I'm digging a trench about 1 foot deep for a fence. The trench at one
point is about 10 feet from a large sugar maple. The trunk is about 3
feet in diameter.
I'm seeing some large roots that are very close to the surface - maybe
only a few inches below the soil surface. These roots are 3 or 4
inches in diameter.
A year or two ago when I started the trench I had to cut one or two
large roots and I didn't see any branches die or leafs wilt and fall
off. The trench is now at the closest point to the tree (10 feet) and
I'm wondering if I can cut 3 more of these large roots. The soil they
are in is clay (hard as concrete) if it matters.
I can't believe that the roots for this tree are so close to the
surface. Do sugar maples have deeper roots as well as these shallow
(please post responses - this e-mail is bogus)
The tree won't die immediately, but rest assured that cutting (several)
roots that size /will/ do irreversable damage to the tree, and shorten it's
Almost all trees have shallow root systems, especially in heavier soils.
They aren't mirror images of what you see above ground. Think about it. How
much oxygen do you think can get to the roots, more than a couple feet
below the surface, again especially in heavier soils?
I'm curious as to what kind of fence you're installing, that requires a
trench, as opposed to post holes. If you can get through the area by only
digging holes for the posts, you'd be better off. I'd be willing to bet
that if you continue with the trench, cutting 3-4 more large roots (and the
entire feeder system behind the cuts), you'll lose the tree within a
decade. You'll also have to deal with a large area of fungi growing in the
area, as the dead root systems decay.
IMO, I'd avoid doing any more serious damage to the tree.
-There is always one more imbecile than you counted on.
I would have thought that water supply was a more important function
for the roots than air supply.
Presumably the roots need air for their own needs, and not to
transport it up into the trunk, branches and leaves - in which case
paving over the roots is of more concern than cutting them (as far as
It's a concrete sound wall (about 2-3 inches thick) but it requires a
shallow foundation between posts. The posts have been in place for
several years (6" x 6" spruce, set into 12" concrete piers, spaced 10
I'd really like to not have to cut these roots, but they are too
shallow and I can't form the footing with them there, even if I modify
the design. I wonder if I could tap into the root with a connector
and attach a water line and feed water directly into the root?
Even covering shallow (or above ground) roots with soil, is bad. The roots
have established themselves that shallow for a reason.
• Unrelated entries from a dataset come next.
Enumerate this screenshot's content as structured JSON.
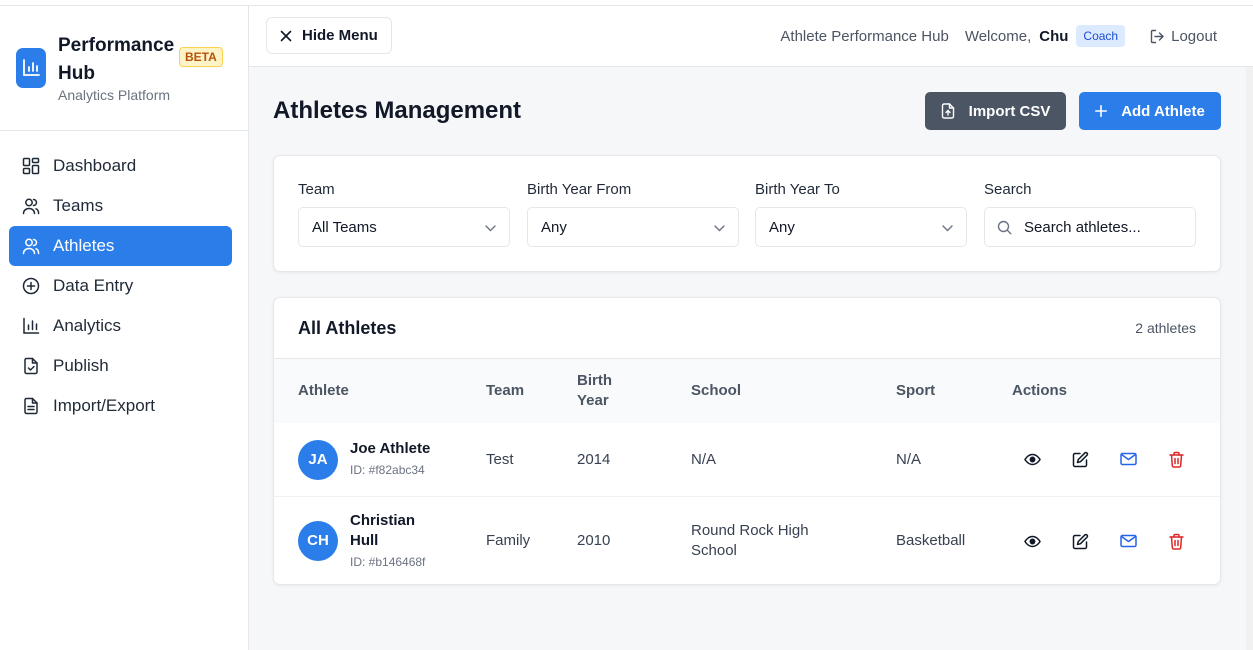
{
  "brand": {
    "name": "Performance Hub",
    "badge": "BETA",
    "subtitle": "Analytics Platform"
  },
  "sidebar": {
    "items": [
      {
        "label": "Dashboard",
        "icon": "dashboard-icon"
      },
      {
        "label": "Teams",
        "icon": "users-icon"
      },
      {
        "label": "Athletes",
        "icon": "user-icon",
        "active": true
      },
      {
        "label": "Data Entry",
        "icon": "plus-circle-icon"
      },
      {
        "label": "Analytics",
        "icon": "bar-chart-icon"
      },
      {
        "label": "Publish",
        "icon": "file-check-icon"
      },
      {
        "label": "Import/Export",
        "icon": "file-text-icon"
      }
    ]
  },
  "header": {
    "hide_menu": "Hide Menu",
    "app_name": "Athlete Performance Hub",
    "welcome": "Welcome,",
    "user": "Chu",
    "role": "Coach",
    "logout": "Logout"
  },
  "page": {
    "title": "Athletes Management",
    "import_label": "Import CSV",
    "add_label": "Add Athlete"
  },
  "filters": {
    "team": {
      "label": "Team",
      "value": "All Teams"
    },
    "birth_from": {
      "label": "Birth Year From",
      "value": "Any"
    },
    "birth_to": {
      "label": "Birth Year To",
      "value": "Any"
    },
    "search": {
      "label": "Search",
      "placeholder": "Search athletes..."
    }
  },
  "table": {
    "title": "All Athletes",
    "count": "2 athletes",
    "columns": {
      "athlete": "Athlete",
      "team": "Team",
      "birth_year_1": "Birth",
      "birth_year_2": "Year",
      "school": "School",
      "sport": "Sport",
      "actions": "Actions"
    },
    "rows": [
      {
        "initials": "JA",
        "name_line1": "Joe Athlete",
        "name_line2": "",
        "id": "ID: #f82abc34",
        "team": "Test",
        "birth_year": "2014",
        "school_line1": "N/A",
        "school_line2": "",
        "sport": "N/A"
      },
      {
        "initials": "CH",
        "name_line1": "Christian",
        "name_line2": "Hull",
        "id": "ID: #b146468f",
        "team": "Family",
        "birth_year": "2010",
        "school_line1": "Round Rock High",
        "school_line2": "School",
        "sport": "Basketball"
      }
    ]
  },
  "colors": {
    "accent": "#2b7de9",
    "import_button": "#4b5563",
    "delete": "#dc2626",
    "email": "#2563eb"
  }
}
When you place them
deeper by covering them up (with anything), you shorten the life of the
tree. Maybe the results won't show for years, but they'll evenually show.
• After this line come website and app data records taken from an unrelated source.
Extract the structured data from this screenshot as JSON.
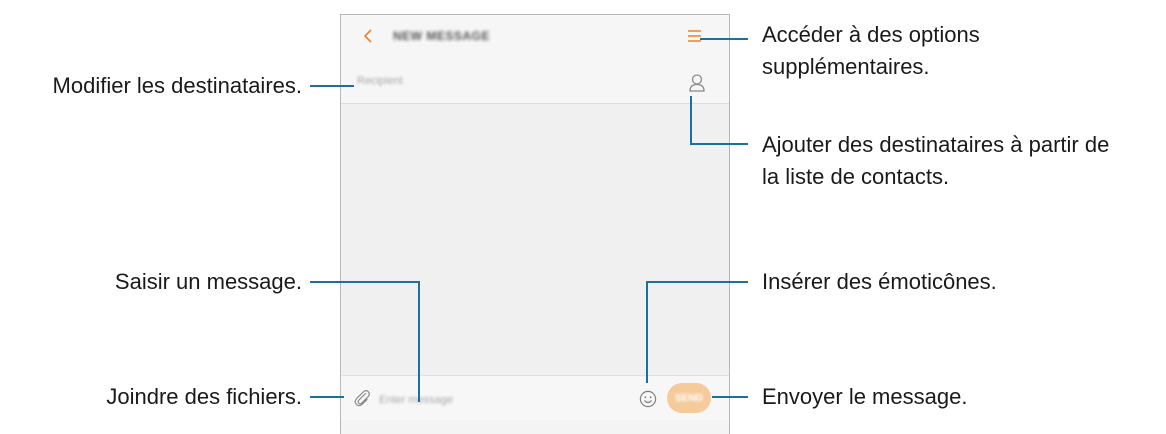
{
  "phone": {
    "header_title": "NEW MESSAGE",
    "recipient_placeholder": "Recipient",
    "message_placeholder": "Enter message",
    "send_label": "SEND",
    "accent_color": "#f07f2e",
    "send_button_color": "#f6cb9c",
    "icons": {
      "back": "chevron-left-icon",
      "more": "menu-icon",
      "contact": "person-icon",
      "attach": "paperclip-icon",
      "emoji": "smiley-icon"
    }
  },
  "callouts": {
    "edit_recipients": "Modifier les destinataires.",
    "more_options_line1": "Accéder à des options",
    "more_options_line2": "supplémentaires.",
    "add_from_contacts_line1": "Ajouter des destinataires à partir de",
    "add_from_contacts_line2": "la liste de contacts.",
    "enter_message": "Saisir un message.",
    "insert_emoticons": "Insérer des émoticônes.",
    "attach_files": "Joindre des fichiers.",
    "send_message": "Envoyer le message."
  },
  "leader_line_color": "#1e6ea0"
}
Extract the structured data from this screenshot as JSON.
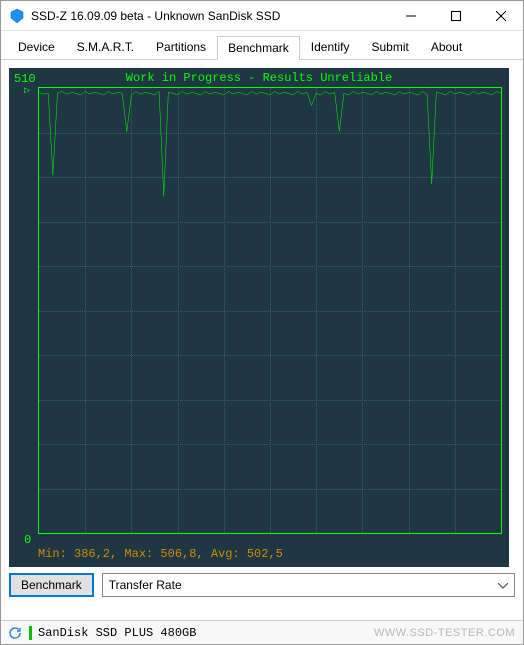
{
  "window": {
    "title": "SSD-Z 16.09.09 beta - Unknown SanDisk SSD"
  },
  "tabs": {
    "items": [
      "Device",
      "S.M.A.R.T.",
      "Partitions",
      "Benchmark",
      "Identify",
      "Submit",
      "About"
    ],
    "active_index": 3
  },
  "chart_data": {
    "type": "line",
    "title": "Work in Progress - Results Unreliable",
    "ylabel_top": "510",
    "xlabel_end": "0",
    "ylim": [
      0,
      510
    ],
    "xlim": [
      0,
      100
    ],
    "stats_text": "Min: 386,2, Max: 506,8, Avg: 502,5",
    "stats": {
      "min": 386.2,
      "max": 506.8,
      "avg": 502.5
    },
    "series": [
      {
        "name": "Transfer Rate",
        "x": [
          0,
          1,
          2,
          3,
          4,
          5,
          6,
          7,
          8,
          9,
          10,
          11,
          12,
          13,
          14,
          15,
          16,
          17,
          18,
          19,
          20,
          21,
          22,
          23,
          24,
          25,
          26,
          27,
          28,
          29,
          30,
          31,
          32,
          33,
          34,
          35,
          36,
          37,
          38,
          39,
          40,
          41,
          42,
          43,
          44,
          45,
          46,
          47,
          48,
          49,
          50,
          51,
          52,
          53,
          54,
          55,
          56,
          57,
          58,
          59,
          60,
          61,
          62,
          63,
          64,
          65,
          66,
          67,
          68,
          69,
          70,
          71,
          72,
          73,
          74,
          75,
          76,
          77,
          78,
          79,
          80,
          81,
          82,
          83,
          84,
          85,
          86,
          87,
          88,
          89,
          90,
          91,
          92,
          93,
          94,
          95,
          96,
          97,
          98,
          99,
          100
        ],
        "y": [
          505,
          503,
          504,
          410,
          504,
          506,
          503,
          505,
          504,
          502,
          506,
          503,
          505,
          504,
          502,
          506,
          503,
          505,
          504,
          460,
          502,
          506,
          503,
          505,
          504,
          502,
          506,
          386,
          505,
          504,
          502,
          506,
          503,
          505,
          504,
          502,
          506,
          503,
          505,
          504,
          502,
          506,
          503,
          505,
          504,
          502,
          506,
          503,
          505,
          504,
          502,
          506,
          503,
          505,
          504,
          502,
          506,
          503,
          505,
          490,
          504,
          502,
          506,
          503,
          505,
          460,
          504,
          502,
          506,
          503,
          505,
          504,
          502,
          506,
          503,
          505,
          504,
          502,
          506,
          503,
          505,
          504,
          502,
          506,
          503,
          400,
          505,
          504,
          502,
          506,
          503,
          505,
          504,
          502,
          506,
          503,
          505,
          504,
          502,
          506,
          504
        ]
      }
    ]
  },
  "controls": {
    "button_label": "Benchmark",
    "combo_value": "Transfer Rate"
  },
  "statusbar": {
    "text": "SanDisk SSD PLUS 480GB",
    "watermark": "WWW.SSD-TESTER.COM"
  },
  "colors": {
    "chart_bg": "#1f3742",
    "chart_line": "#00ff00",
    "chart_stats": "#cc8d00"
  }
}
Things planted deep, rot.
Ahh, you didn't say "wall"; you said, "fence".
There's a big difference between a 'fence' and a 'wall'. With a fence, you
could alter the span of a post or two, and get away with it. Something as
heavy as a 'concrete sound wall' most likely needs support it's entire
length. Sounds like someone missed something, during the planning stages.
If the design can't be altered to save the tree, it may not be salvageable.
All you can do is put up the wall and hope for the best.
That may just shorten the life of the tree. It's not the large root that
collects the water. It just transports it. All the little tiny roots that
you severed are the ones that "get" the food/water/gas. By "injecting" the
larger root with water, you're just hastening the rot.
Who knows? The tree may last you another 40 years. It may also only last
you 4. All you can do is try and provide it with it's needs, and hope
mother nature doesn't deal you a blow that puts additional stress on the
-Two aerial antennas meet on a roof, fall in love get married. The ceremony
HomeOwnersHub.com is a website for homeowners and building and maintenance pros. It is not affiliated with any of the manufacturers or service providers discussed here.
All logos and trade names are the property of their respective owners.